Whereas before, I was in the top 10 where the race is thin and there is lots of space, I was in a group of tens and tens of riders chocking the roads for space and I had to ride the last 3 miles back to T2. I was pissed, and I sprinted like all hell to the get off my bike.
Luckily I saw my Melissa (my wife) and Tom, a friend and neighbor, on the way back in, because I was so close to giving up, and seeing them helped start putting me back in the race.
The second transition was a battle. I wanted to quit, but I forced myself to rack the bike, put on some socks (at this point, I wanted to be comfortable rather than fast), and my shoes. I was slow, but I needed that mental space to be ready.

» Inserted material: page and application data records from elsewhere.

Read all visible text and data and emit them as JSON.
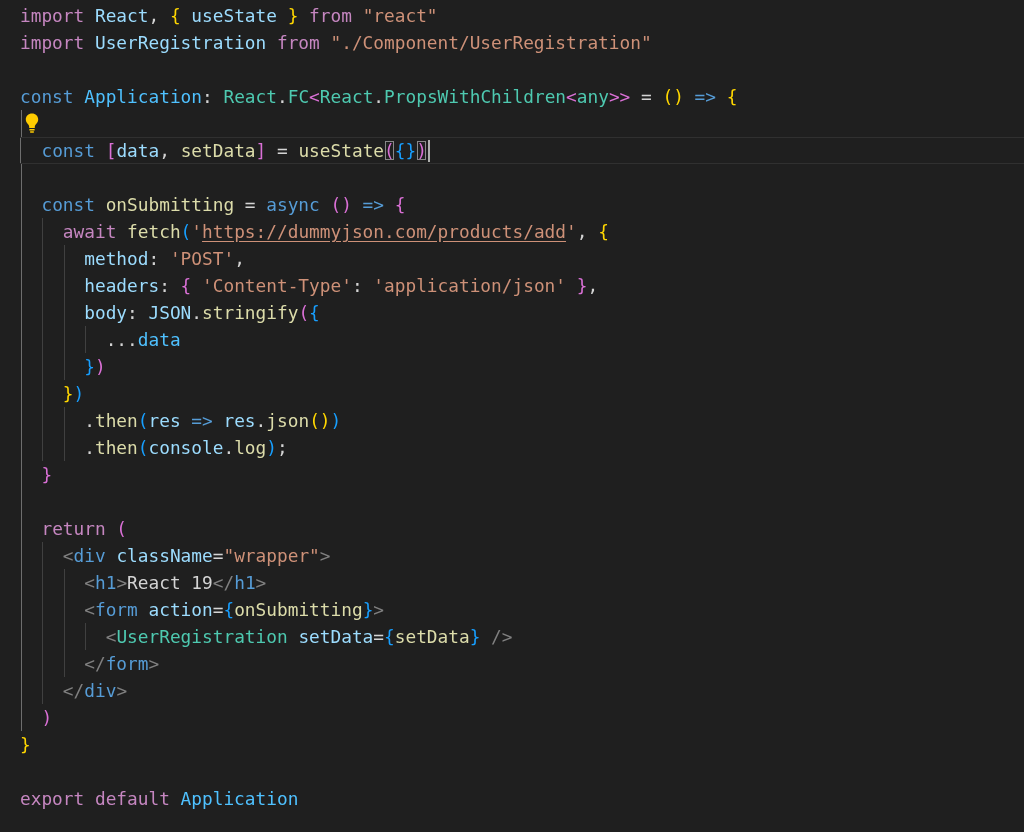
{
  "editor": {
    "lines": [
      {
        "current": false,
        "lightbulb": false,
        "tokens": [
          {
            "kind": "kw",
            "text": "import "
          },
          {
            "kind": "var",
            "text": "React"
          },
          {
            "kind": "p",
            "text": ", "
          },
          {
            "kind": "b1",
            "text": "{ "
          },
          {
            "kind": "var",
            "text": "useState "
          },
          {
            "kind": "b1",
            "text": "} "
          },
          {
            "kind": "kw",
            "text": "from "
          },
          {
            "kind": "str",
            "text": "\"react\""
          }
        ]
      },
      {
        "current": false,
        "lightbulb": false,
        "tokens": [
          {
            "kind": "kw",
            "text": "import "
          },
          {
            "kind": "var",
            "text": "UserRegistration "
          },
          {
            "kind": "kw",
            "text": "from "
          },
          {
            "kind": "str",
            "text": "\"./Component/UserRegistration\""
          }
        ]
      },
      {
        "current": false,
        "lightbulb": false
      },
      {
        "current": false,
        "lightbulb": false,
        "tokens": [
          {
            "kind": "storage",
            "text": "const "
          },
          {
            "kind": "const",
            "text": "Application"
          },
          {
            "kind": "p",
            "text": ": "
          },
          {
            "kind": "type",
            "text": "React"
          },
          {
            "kind": "p",
            "text": "."
          },
          {
            "kind": "type",
            "text": "FC"
          },
          {
            "kind": "b2",
            "text": "<"
          },
          {
            "kind": "type",
            "text": "React"
          },
          {
            "kind": "p",
            "text": "."
          },
          {
            "kind": "type",
            "text": "PropsWithChildren"
          },
          {
            "kind": "b2",
            "text": "<"
          },
          {
            "kind": "type",
            "text": "any"
          },
          {
            "kind": "b2",
            "text": ">> "
          },
          {
            "kind": "p",
            "text": "= "
          },
          {
            "kind": "b1",
            "text": "() "
          },
          {
            "kind": "storage",
            "text": "=> "
          },
          {
            "kind": "b1",
            "text": "{"
          }
        ]
      },
      {
        "current": false,
        "lightbulb": true
      },
      {
        "current": true,
        "lightbulb": false,
        "tokens": [
          {
            "kind": "storage",
            "text": "  const "
          },
          {
            "kind": "b2",
            "text": "["
          },
          {
            "kind": "var",
            "text": "data"
          },
          {
            "kind": "p",
            "text": ", "
          },
          {
            "kind": "fn",
            "text": "setData"
          },
          {
            "kind": "b2",
            "text": "] "
          },
          {
            "kind": "p",
            "text": "= "
          },
          {
            "kind": "fn",
            "text": "useState"
          },
          {
            "kind": "match",
            "text": "("
          },
          {
            "kind": "b3",
            "text": "{}"
          },
          {
            "kind": "match",
            "text": ")"
          }
        ]
      },
      {
        "current": false,
        "lightbulb": false
      },
      {
        "current": false,
        "lightbulb": false,
        "tokens": [
          {
            "kind": "storage",
            "text": "  const "
          },
          {
            "kind": "fn",
            "text": "onSubmitting "
          },
          {
            "kind": "p",
            "text": "= "
          },
          {
            "kind": "storage",
            "text": "async "
          },
          {
            "kind": "b2",
            "text": "() "
          },
          {
            "kind": "storage",
            "text": "=> "
          },
          {
            "kind": "b2",
            "text": "{"
          }
        ]
      },
      {
        "current": false,
        "lightbulb": false,
        "tokens": [
          {
            "kind": "kw",
            "text": "    await "
          },
          {
            "kind": "fn",
            "text": "fetch"
          },
          {
            "kind": "b3",
            "text": "("
          },
          {
            "kind": "str",
            "text": "'"
          },
          {
            "kind": "link",
            "text": "https://dummyjson.com/products/add"
          },
          {
            "kind": "str",
            "text": "'"
          },
          {
            "kind": "p",
            "text": ", "
          },
          {
            "kind": "b1",
            "text": "{"
          }
        ]
      },
      {
        "current": false,
        "lightbulb": false,
        "tokens": [
          {
            "kind": "var",
            "text": "      method"
          },
          {
            "kind": "p",
            "text": ": "
          },
          {
            "kind": "str",
            "text": "'POST'"
          },
          {
            "kind": "p",
            "text": ","
          }
        ]
      },
      {
        "current": false,
        "lightbulb": false,
        "tokens": [
          {
            "kind": "var",
            "text": "      headers"
          },
          {
            "kind": "p",
            "text": ": "
          },
          {
            "kind": "b2",
            "text": "{ "
          },
          {
            "kind": "str",
            "text": "'Content-Type'"
          },
          {
            "kind": "p",
            "text": ": "
          },
          {
            "kind": "str",
            "text": "'application/json' "
          },
          {
            "kind": "b2",
            "text": "}"
          },
          {
            "kind": "p",
            "text": ","
          }
        ]
      },
      {
        "current": false,
        "lightbulb": false,
        "tokens": [
          {
            "kind": "var",
            "text": "      body"
          },
          {
            "kind": "p",
            "text": ": "
          },
          {
            "kind": "var",
            "text": "JSON"
          },
          {
            "kind": "p",
            "text": "."
          },
          {
            "kind": "fn",
            "text": "stringify"
          },
          {
            "kind": "b2",
            "text": "("
          },
          {
            "kind": "b3",
            "text": "{"
          }
        ]
      },
      {
        "current": false,
        "lightbulb": false,
        "tokens": [
          {
            "kind": "p",
            "text": "        ..."
          },
          {
            "kind": "const",
            "text": "data"
          }
        ]
      },
      {
        "current": false,
        "lightbulb": false,
        "tokens": [
          {
            "kind": "b3",
            "text": "      }"
          },
          {
            "kind": "b2",
            "text": ")"
          }
        ]
      },
      {
        "current": false,
        "lightbulb": false,
        "tokens": [
          {
            "kind": "b1",
            "text": "    }"
          },
          {
            "kind": "b3",
            "text": ")"
          }
        ]
      },
      {
        "current": false,
        "lightbulb": false,
        "tokens": [
          {
            "kind": "p",
            "text": "      ."
          },
          {
            "kind": "fn",
            "text": "then"
          },
          {
            "kind": "b3",
            "text": "("
          },
          {
            "kind": "var",
            "text": "res "
          },
          {
            "kind": "storage",
            "text": "=> "
          },
          {
            "kind": "var",
            "text": "res"
          },
          {
            "kind": "p",
            "text": "."
          },
          {
            "kind": "fn",
            "text": "json"
          },
          {
            "kind": "b1",
            "text": "()"
          },
          {
            "kind": "b3",
            "text": ")"
          }
        ]
      },
      {
        "current": false,
        "lightbulb": false,
        "tokens": [
          {
            "kind": "p",
            "text": "      ."
          },
          {
            "kind": "fn",
            "text": "then"
          },
          {
            "kind": "b3",
            "text": "("
          },
          {
            "kind": "var",
            "text": "console"
          },
          {
            "kind": "p",
            "text": "."
          },
          {
            "kind": "fn",
            "text": "log"
          },
          {
            "kind": "b3",
            "text": ")"
          },
          {
            "kind": "p",
            "text": ";"
          }
        ]
      },
      {
        "current": false,
        "lightbulb": false,
        "tokens": [
          {
            "kind": "b2",
            "text": "  }"
          }
        ]
      },
      {
        "current": false,
        "lightbulb": false
      },
      {
        "current": false,
        "lightbulb": false,
        "tokens": [
          {
            "kind": "kw",
            "text": "  return "
          },
          {
            "kind": "b2",
            "text": "("
          }
        ]
      },
      {
        "current": false,
        "lightbulb": false,
        "tokens": [
          {
            "kind": "tagp",
            "text": "    <"
          },
          {
            "kind": "tag",
            "text": "div "
          },
          {
            "kind": "var",
            "text": "className"
          },
          {
            "kind": "p",
            "text": "="
          },
          {
            "kind": "str",
            "text": "\"wrapper\""
          },
          {
            "kind": "tagp",
            "text": ">"
          }
        ]
      },
      {
        "current": false,
        "lightbulb": false,
        "tokens": [
          {
            "kind": "tagp",
            "text": "      <"
          },
          {
            "kind": "tag",
            "text": "h1"
          },
          {
            "kind": "tagp",
            "text": ">"
          },
          {
            "kind": "p",
            "text": "React 19"
          },
          {
            "kind": "tagp",
            "text": "</"
          },
          {
            "kind": "tag",
            "text": "h1"
          },
          {
            "kind": "tagp",
            "text": ">"
          }
        ]
      },
      {
        "current": false,
        "lightbulb": false,
        "tokens": [
          {
            "kind": "tagp",
            "text": "      <"
          },
          {
            "kind": "tag",
            "text": "form "
          },
          {
            "kind": "var",
            "text": "action"
          },
          {
            "kind": "p",
            "text": "="
          },
          {
            "kind": "b3",
            "text": "{"
          },
          {
            "kind": "fn",
            "text": "onSubmitting"
          },
          {
            "kind": "b3",
            "text": "}"
          },
          {
            "kind": "tagp",
            "text": ">"
          }
        ]
      },
      {
        "current": false,
        "lightbulb": false,
        "tokens": [
          {
            "kind": "tagp",
            "text": "        <"
          },
          {
            "kind": "type",
            "text": "UserRegistration "
          },
          {
            "kind": "var",
            "text": "setData"
          },
          {
            "kind": "p",
            "text": "="
          },
          {
            "kind": "b3",
            "text": "{"
          },
          {
            "kind": "fn",
            "text": "setData"
          },
          {
            "kind": "b3",
            "text": "} "
          },
          {
            "kind": "tagp",
            "text": "/>"
          }
        ]
      },
      {
        "current": false,
        "lightbulb": false,
        "tokens": [
          {
            "kind": "tagp",
            "text": "      </"
          },
          {
            "kind": "tag",
            "text": "form"
          },
          {
            "kind": "tagp",
            "text": ">"
          }
        ]
      },
      {
        "current": false,
        "lightbulb": false,
        "tokens": [
          {
            "kind": "tagp",
            "text": "    </"
          },
          {
            "kind": "tag",
            "text": "div"
          },
          {
            "kind": "tagp",
            "text": ">"
          }
        ]
      },
      {
        "current": false,
        "lightbulb": false,
        "tokens": [
          {
            "kind": "b2",
            "text": "  )"
          }
        ]
      },
      {
        "current": false,
        "lightbulb": false,
        "tokens": [
          {
            "kind": "b1",
            "text": "}"
          }
        ]
      },
      {
        "current": false,
        "lightbulb": false
      },
      {
        "current": false,
        "lightbulb": false,
        "tokens": [
          {
            "kind": "kw",
            "text": "export "
          },
          {
            "kind": "kw",
            "text": "default "
          },
          {
            "kind": "const",
            "text": "Application"
          }
        ]
      }
    ]
  }
}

I saw Melissa and Tom again, 2 minutes later, and this guy behind me said, "are your legs cramped?" I think he was playing some mind game. That put me back in. I remembered that I always tell my kids, "what matters is that you do your best at everything. It is easy to win without trying, and easy to feel bad if you do your best and you loose. What is important is doing your best, because that's real courage and that's what eventually will make you and the world around you happiest."
So I decided then and there to do my best.

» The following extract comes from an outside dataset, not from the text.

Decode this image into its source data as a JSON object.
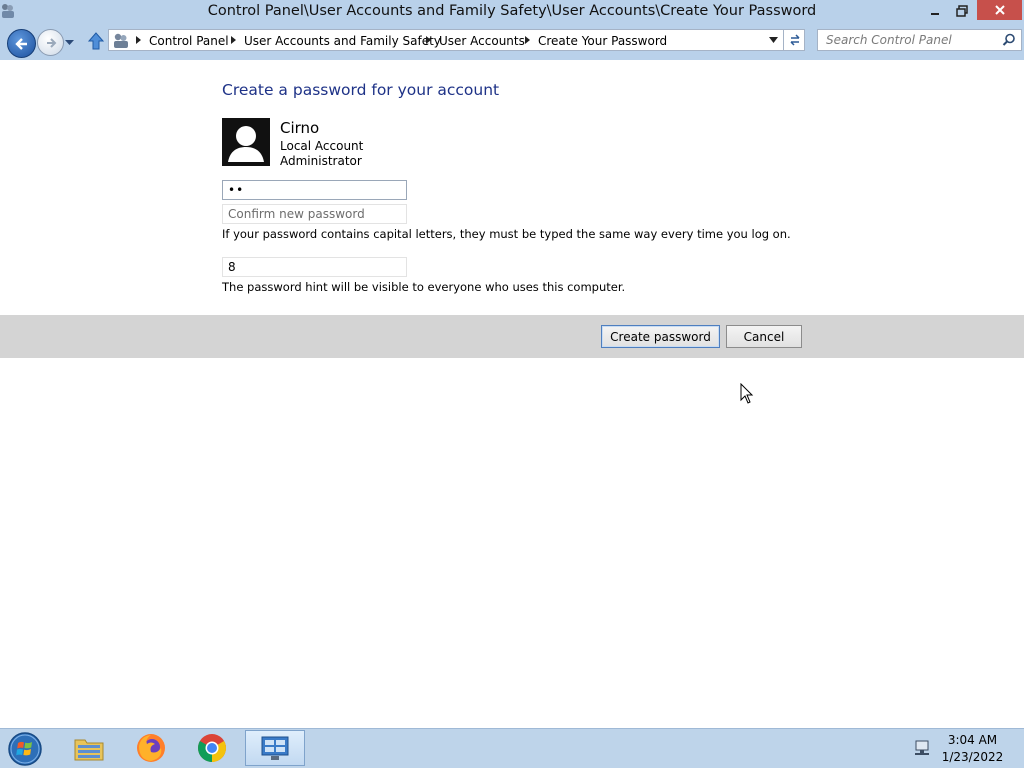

And it was. I ran ran ran. It was a really hard trail run with lots and lots of hills, and since I was now in the middle of the pack, a lot of runners. The trails were packed. People everywhere. One runner in front of me tripped and fell and blocked the narrow trail for a long 10 seconds. There was little room to pass, and you could hardly see the giant hills ahead.
But pass I did, and over those hills I ran. For the first time in my running life, I passed people! I passed people my age too! I lost track of how many folks I passed, but it was at least 15, but perhaps more. I was only passed twice! I ran and ran and ran, and never lost sight of that guy who asked me if my legs were sore. It was only a 8minute mile run, but it was on trails, and afterwards, I realized that I could probably go even harder if I was on open trail rather than in congestion. I felt great, and I finished strong.
So my attempt at a good placing was bust. But the race was a real triumph. I defeated my greatest enemy, at least for the time being: my fear of doing my best.
That's why I race. Not to win, but to beat my fears of myself. To put it all out on the line, even when it is tough.
I'm even more excited now than ever. No more excuses, and no more missed routes. I'm off to race in two more weeks, and I want to have the courage to put it all out on the line, but next time, the whole race through.
I'm proud of my mid level finish, with the herculean effort.